6.1 Development of an Emissions Inventory

6.1.8 Compiling an Emissions Inventory
The development of an emission inventory is a multi-step process as discussed below. It consists of:

1. Data collection

Data must first be collected. Decisions must be made concerning the relevant emission sources to be included in the inventory. Determinations must also be made as to when emission factors will be used, when emission models will be used, and when emission measurements need to be made. The best sources of data must be identified, and then all relevant data must be collected. In some cases, relevant emissions data will be considered to be confidential. Steps must be taken to collect this data in a form that meets the confidentiality requirements and still allows an adequate assessment of the data. This can be a challenging process at times. In other cases, the data collected is highly uncertain or must be extrapolated to areas where data is scarce. As discussed in Step 2, the uncertainty involved in this data must be estimated and noted.

2. Uncertainty Assessment

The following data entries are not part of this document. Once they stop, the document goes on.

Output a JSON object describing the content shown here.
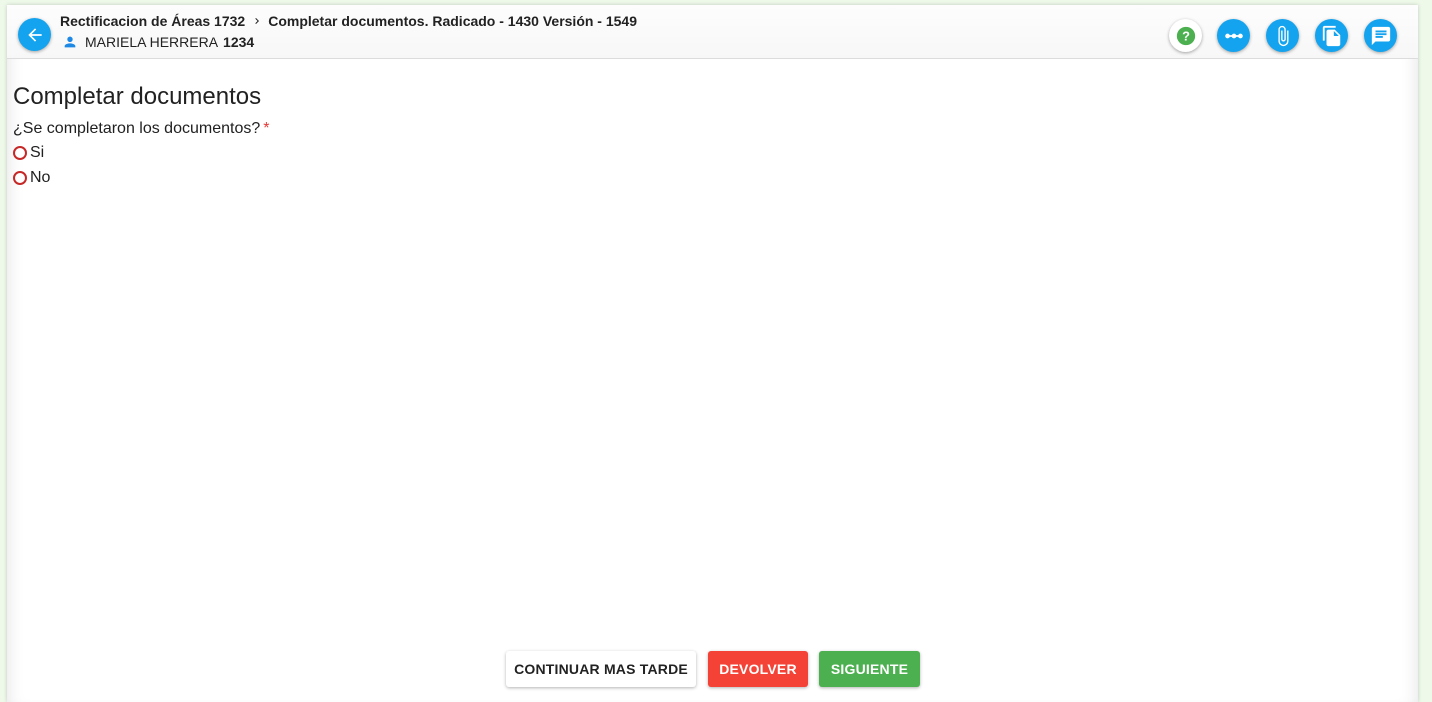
{
  "header": {
    "breadcrumb": {
      "process": "Rectificacion de Áreas 1732",
      "step": "Completar documentos. Radicado - 1430 Versión - 1549"
    },
    "user": {
      "name": "MARIELA HERRERA",
      "id": "1234"
    },
    "icons": {
      "back": "arrow-left-icon",
      "user": "person-icon",
      "separator": "chevron-right-icon"
    },
    "toolbar": [
      {
        "name": "help-button",
        "icon": "question-icon",
        "color": "#4caf50"
      },
      {
        "name": "flow-button",
        "icon": "timeline-dots-icon",
        "color": "#14a3ee"
      },
      {
        "name": "attachments-button",
        "icon": "paperclip-icon",
        "color": "#14a3ee"
      },
      {
        "name": "documents-button",
        "icon": "copy-document-icon",
        "color": "#14a3ee"
      },
      {
        "name": "comments-button",
        "icon": "comment-icon",
        "color": "#14a3ee"
      }
    ]
  },
  "form": {
    "title": "Completar documentos",
    "question": "¿Se completaron los documentos?",
    "required_mark": "*",
    "options": [
      "Si",
      "No"
    ]
  },
  "actions": {
    "later": "CONTINUAR MAS TARDE",
    "return": "DEVOLVER",
    "next": "SIGUIENTE"
  },
  "colors": {
    "primary": "#14a3ee",
    "danger": "#f44336",
    "success": "#4caf50",
    "radio_border": "#c62828"
  }
}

The uncertainty in the emission estimates for the various sources must be determined. Otherwise, the policy makers or other users of the inventory can be given a false assessment of the meaning of the inventory and how much it can be relied upon. All emission inventories involve uncertainties. The inventory developers must assess those uncertainties and make that information available along with the inventory information.

3. Definition of key emission categories

As the inventory data is brought together, it normally becomes apparent that there are clear breakdowns of the data that allow the proper grouping of the emission sources into relevant categories. Common emission source categories were discussed in sub-section 6.1.4.

4. Time series consistency

Inventories are often use to determine progress in meeting emission reduction goals. Thus, inventories compiled for different years are compared to see how emissions are changing. If inconsistent processes are used to build inventories for different years, then the inventories cannot be compared. In cases where inventories will be compared over different years, then care must be taken to ensure that similar approaches are used to build the inventories. Even in cases of emission uncertainties, inventories for different years that are developed using consistent approaches can provide meaningful indications of emission trends.

5. Quality Assurance

While emission inventories are always uncertain, efforts must be made to insure the best possible emission values. All emission inventory development process must contain a quality assurance element to minimize errors and to ensure consistency.

6. Reporting

Inventories are only worthwhile if they are summarized in formats that can be adequately used by the persons for which the inventory was developed. Care must be taken to present inventory data in a consistent and meaningful way.